REFUSING TO HAVE BOWEL MOVEMENTS ON TOILET
“My son is three-and-a-half. We started toilet learning four months ago, and he’s done OK with peeing in the potty, although if he has something more interesting to do, he’ll just go where he is. He’s worn underwear for four months, and except for just a very few times, he’s pooped in his underpants every day. I am despairing. His bowel movements are soft, but not at all regular at any time of the day. I’ve tried rewards, praise, etc. and nothing works. Today I got upset, and that’s why I’m writing for new advice. I know it was wrong to yell, but after washing out 100+ poopy underpants in a row, I don’t know what to do. Thanks so much for your help”

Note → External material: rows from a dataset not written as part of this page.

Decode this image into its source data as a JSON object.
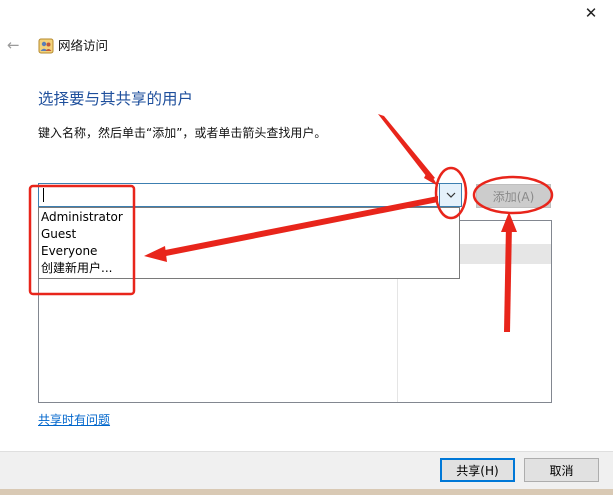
{
  "window": {
    "close_glyph": "✕",
    "back_glyph": "←",
    "wizard_title": "网络访问"
  },
  "main": {
    "heading": "选择要与其共享的用户",
    "instruction": "键入名称，然后单击“添加”，或者单击箭头查找用户。",
    "combo_value": "",
    "add_button": "添加(A)",
    "dropdown_items": [
      "Administrator",
      "Guest",
      "Everyone",
      "创建新用户..."
    ],
    "help_link": "共享时有问题"
  },
  "footer": {
    "share_button": "共享(H)",
    "cancel_button": "取消"
  },
  "icons": {
    "wizard": "network-users-icon",
    "dropdown": "chevron-down-icon"
  },
  "colors": {
    "heading": "#1e4f9c",
    "link": "#0066cc",
    "annotation": "#e8251b",
    "focus_border": "#3c7fb1"
  }
}
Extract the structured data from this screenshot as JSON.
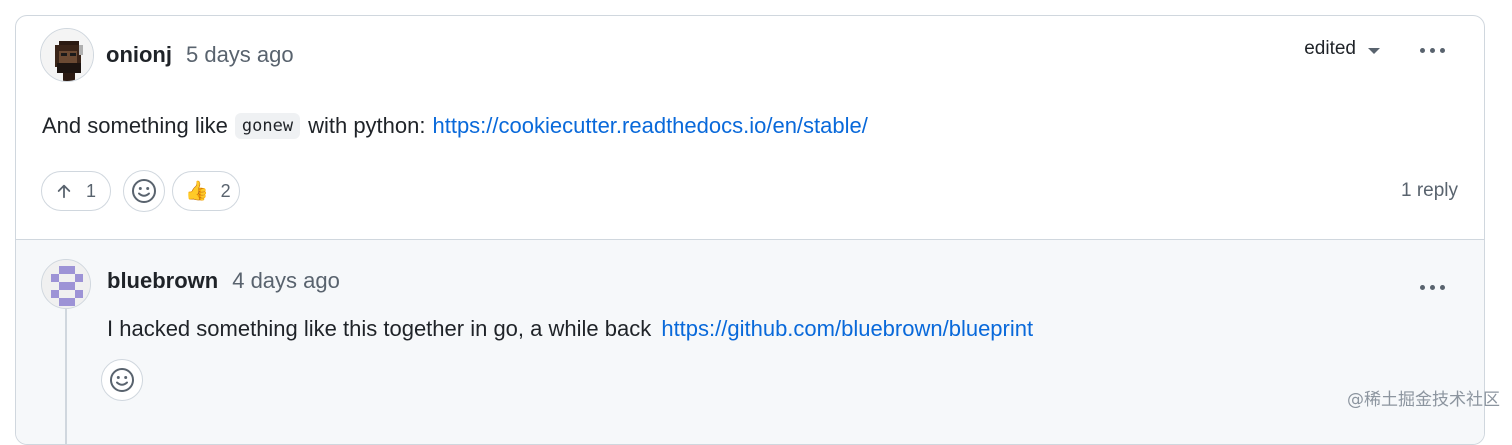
{
  "comment": {
    "author": "onionj",
    "timestamp": "5 days ago",
    "edited_label": "edited",
    "text_before": "And something like",
    "code": "gonew",
    "text_after": "with python:",
    "link": "https://cookiecutter.readthedocs.io/en/stable/",
    "reactions": {
      "upvote_count": "1",
      "thumbs_emoji": "👍",
      "thumbs_count": "2"
    },
    "reply_count": "1 reply"
  },
  "reply": {
    "author": "bluebrown",
    "timestamp": "4 days ago",
    "text": "I hacked something like this together in go, a while back",
    "link": "https://github.com/bluebrown/blueprint"
  },
  "watermark": "@稀土掘金技术社区",
  "icons": {
    "upvote": "arrow-up-icon",
    "add_reaction": "smiley-icon",
    "menu": "kebab-horizontal-icon",
    "dropdown": "triangle-down-icon"
  },
  "colors": {
    "link": "#0969da",
    "muted": "#59636e",
    "border": "#d0d7de",
    "reply_bg": "#f6f8fa"
  }
}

Answer: I just shared this frustration with my son, so I know what you are going through. This is not an unusual problem, it happens in about twenty percent of children. It usually resolves by age 4½, but I have seen some six-year-olds that still need to use a diaper for bowel movements. Most kids learn to control their bladder before their bowels. Like your son, these kids will use the toilet just fine for urinating but keep soiling their underwear. After washing 100+ poopy underpants ourselves, we just started buying pull-up diapers again. This usually is the best remedy. When frustrated parents throw away the diapers and force the child to wear underpants, children often start withholding their bowel movements, which leads to constipation and painful bowel movements. Now you have a much bigger problem. Until your child learns to sense the need for a bowel movement and to control the urge to poop, your best bet is to keep him in a diaper. Letting the child run around naked (outside, of course) is a good way to help them learn when a bowel movement is happening. Usually, it is just a matter of waiting until they develop this sense on their own. When their bowel movements are somewhat predictable, you can have them wear the diaper just when it is time to poop. My son, Jonathan, would usually put on the diaper after breakfast to have a bowel movement, then change to underpants for the rest of the day (of course, he was also in a diaper for sleeping, too). Many kids will ask to put the diaper on when it’s time for poop. If this bothers you, remember it is just better to let them use a diaper. I can’t stress enough how important it is to avoid pressuring the child into doing something that he is not ready for. Believe me, you don’t want to deal with a four-year-old that refuses to poop because it hurts! Once the bowel movements are predictable, you can start working on getting the child to use the potty instead of the diaper. Be sure to look at this from the child’s point of view: sitting and pooping on the potty can be awkward or even scary. Let them go through a series of steps that brings them closer to using the toilet.
- You might start with having the child use the diaper for bowel movements but he must empty the diaper into the toilet and then throw away the diaper (with supervision, of course).
- The next step might be the child stays in the bathroom to use the diaper, and continue to help with clean up.
- Then the child uses the diaper but must be seated to have a bowel movement. He can choose to sit on the toilet with the seat up or down, or maybe a chair. Eventually the steps lead to the child having bowel movements sitting on the open toilet with the diaper on.
- You then might be able to remove the diaper. If not, then you and your child can make a “magic diaper” that has a hole cut in the rear so that stool can fall into the potty. Children can usually quickly graduate out of the “magic diaper”.
The child earns a reward each time he advances to the next step. I found it helpful to have a visible reminder of the reward near the toilet. When accidents happen, he is required to be involved with the unpleasant clean-up. Remember, don’t put too much pressure on the child.